Cuban Missile Crisis begins
The Cuban Missile Crisis, 1962: The Missiles of October
Most historians agree that the world has never come closer to nuclear war than it did during a thirteen-day period in October 1962, after the revelation that the Soviet Union had stationed several medium-range ballistic missiles in Cuba. This lesson will examine how this crisis developed, how the Kennedy administration chose to respond, and how the situation was ultimately resolved. By examining both government documents and photographs students will put themselves into the role of President Kennedy during this crucial period, considering the advice of key administration figures and deciding on a course of action.
Evaluate the Soviet Union's justification for placing missiles in Cuba.
Analyze the competing perspectives within the U.S. and the Soviet Union regarding how to respond to the threat in Cuba.
Evaluate President Kennedy's decision to "quarantine" Cuba and compare it to other Cold War era policies.
Analyze the correspondence and diplomatic maneuvers used by the U.S. and Soviet Union.
Evaluate the short and long term consequences of the Cuban Missile Crisis.
Why did the Soviet Union place missiles in Cuba?
What were the short and long term consequences of the Cuban Missile Crisis?
History & Social Studies
Cuban Missile Crisis Interactive

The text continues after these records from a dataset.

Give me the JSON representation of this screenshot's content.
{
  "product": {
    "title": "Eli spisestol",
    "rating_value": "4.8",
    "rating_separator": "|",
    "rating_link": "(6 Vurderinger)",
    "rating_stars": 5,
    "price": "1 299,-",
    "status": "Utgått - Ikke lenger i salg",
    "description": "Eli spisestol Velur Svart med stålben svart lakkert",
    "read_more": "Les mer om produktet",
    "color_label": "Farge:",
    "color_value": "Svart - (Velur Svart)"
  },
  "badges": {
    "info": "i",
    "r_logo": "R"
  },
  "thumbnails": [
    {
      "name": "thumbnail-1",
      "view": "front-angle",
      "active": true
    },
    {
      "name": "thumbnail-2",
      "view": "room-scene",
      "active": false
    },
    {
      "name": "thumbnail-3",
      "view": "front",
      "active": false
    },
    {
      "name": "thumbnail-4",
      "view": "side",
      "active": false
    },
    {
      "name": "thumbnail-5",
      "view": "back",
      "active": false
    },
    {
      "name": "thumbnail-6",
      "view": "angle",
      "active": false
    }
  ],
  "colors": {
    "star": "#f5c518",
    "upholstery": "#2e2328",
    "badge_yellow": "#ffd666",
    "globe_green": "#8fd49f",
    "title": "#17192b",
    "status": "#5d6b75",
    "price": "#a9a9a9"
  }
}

This interactive puts the student in the role of President Kennedy, having to decide among several options for responding to the presence of Soviet missiles in Cuba. By clicking on the names of individual advisers, students can read the views of men such as Secretary of State Dean Rusk, Secretary of Defense Robert McNamara, and Attorney General Robert Kennedy. After studying the strengths and weaknesses of each option, the student will be asked to choose an option, which will then bring up a new window that evaluates the response.
Note: This interactive uses Adobe Flash.
An alternative is the interactive The World on the Brink: John F. Kennedy and the Cuban Missile Crisis, created by the JFK Presidential Library. In this interactive, students work with primary sources from the 13 days of the crisis, including photographs, daily schedules, audio recordings, correspondence, maps, and newspaper reports.
These interactives can be used in the EDSITEment lesson plan The Cuban Missile Crisis, 1962: The Missiles of October.